Celebrate International Vulture Awareness Day. It is held annually on September 6. Stay tuned for event ideas and learning activities at http://www.ecostoriesbydebtoor.com/
The mother of three lives with her husband in Ontario, Canada.
For more information:
Readers can explore turkey vultures by reading the book. It includes fun learning activities.
From the publisher: Guardian Angel Publishers
Digital format: $5.00
Softcover: $10.95 + $4.95 S&H
Hardcover: $15.95 + $5.95 S&H
Softcover: $9.86 + S&H
Hardcover: $17.95 + S&H
The website is also packed with captivating photos, vulture facts, and much more.

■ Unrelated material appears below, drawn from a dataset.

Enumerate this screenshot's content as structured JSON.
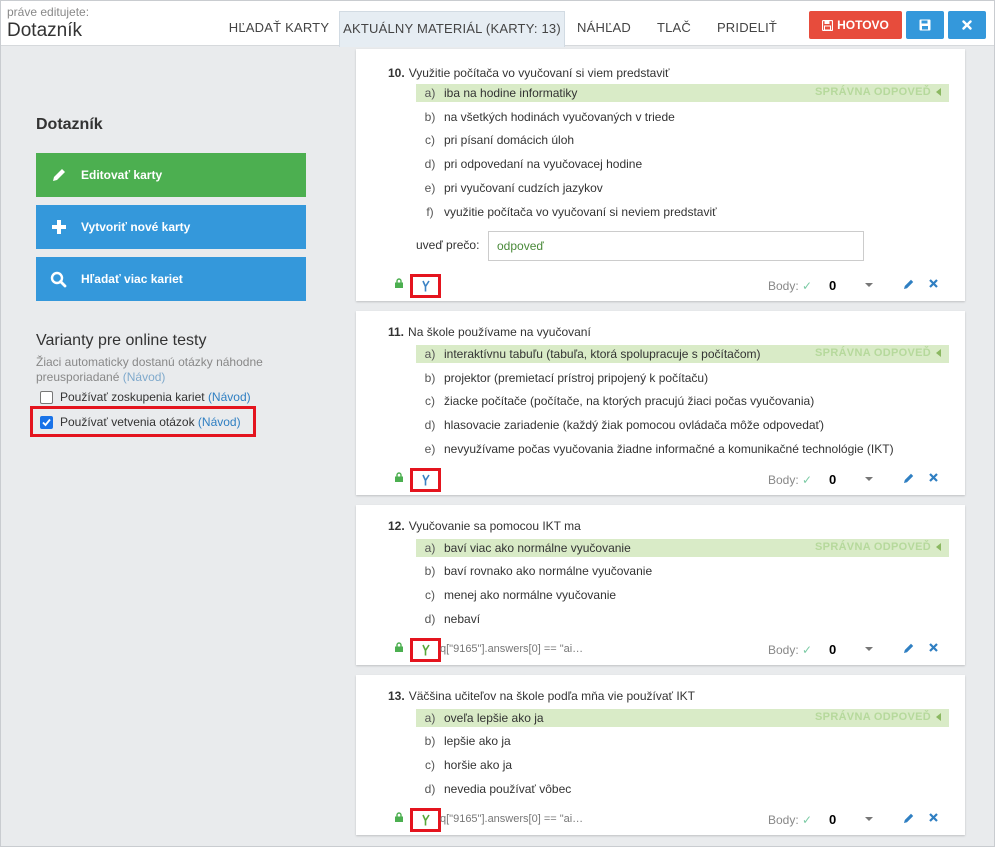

I found this lone photographer on the icy beach in South Haven near frozen Lake Michigan as the sun was beginning to set today. I also took advantage of the opportunity to capture the image below of the Lighthouse and pier that was close by. The lighthouse has been standing sentinel there since 1903.
Copyright Jeffrey Foltice
Along the icy shores of Lake Michigan today at Pier Cove, I captured the orange/yellow afterglow of the sunset. Three hikers are shown on the far left, providing a sense of scale to the beautiful scene. Ice, sand and free flowing lake waters mix to provide an amazing landscape, bringing pleasure to the eye…
Photos and Story Copyright Jeffrey Foltice
Above from left- Sable Falls, Chapel Falls, Agate Falls and Munising Falls
The waterfalls of Northern Michigan stir feelings of power, renewal, wonder, tranquility and beauty as they rush forward in their never-ending journey that is part of nature’s wonder. There are many to be seen in my home state, although driving to some near the Michigan, Wisconsin border from where I live in Southwest Michigan would be the equivalent of driving past Pittsburgh, Pa. That’s about nine hours of nonstop driving over a distance of about 500 miles. However, if you take a shortcut via Muskegon’s Lake Express Car Ferry, the drive from Milwaukee is about 300 miles or 5 1⁄2 hours of driving.
Two of the falls to visit in the far western Upper Peninsula are Agate Falls and Bond Falls. The pair are great to see in autumn with the colored trees accenting the beauty of whitewater spilling over dark rock formations.
Upstream from Bond Falls is an amazing palette of colors reflecting in the water before it travels further downstream where the water is less tranquil.
The falls themselves can be viewed from the sides or straight on with any angle being an impressive sight.
And Agate Falls is no less striking with its dark slate rocks over which a constant tumult of water cascades.
For those who enjoy a nice hike, Chapel Falls near Munising might be a great place to visit. Close to the end of a hike of 1 1⁄2 miles and through a forested trail, a distinct rumble eventually turns into a roar as the forest opens into a clearing. There the 60-foot tall waterfall presents itself surrounded by trees, which are beautifully colored in the fall.
For more easy access there are other choices in Michigan including the more modest but still beautiful Scott Falls near Au Train and Haven Falls near Lac la Belle. Both are located just off the road. Each of the falls has its own unique character.
Sable Falls near Grand Marais has a much different look than the others. With a more gentle slope over a longer area, water cascades 75 feet down several cliffs until it reaches Lake Superior.
Perhaps the most well known waterfall in Michigan’s Upper Peninsula is the renowned Tahquamenon Falls. Aside from the world famous Niagara Falls, Tahquamenon is the largest waterfall east of the Mississippi River at about 200 feet wide with a 50 foot drop. Its water has a distinct brown color. About a 1 1⁄2 hour drive north of the Mackinac Bridge, Tahquamenon Falls, appropriately is located in Paradise.
Tahquamenon Falls in Winter
For those who would brave the cold and snow of winter in the Upper Peninsula, Tahquamenon along with its sister waterfalls are marvelous to see in their frozen state as well. Any season is a great time to see these wonders of nature in Michigan.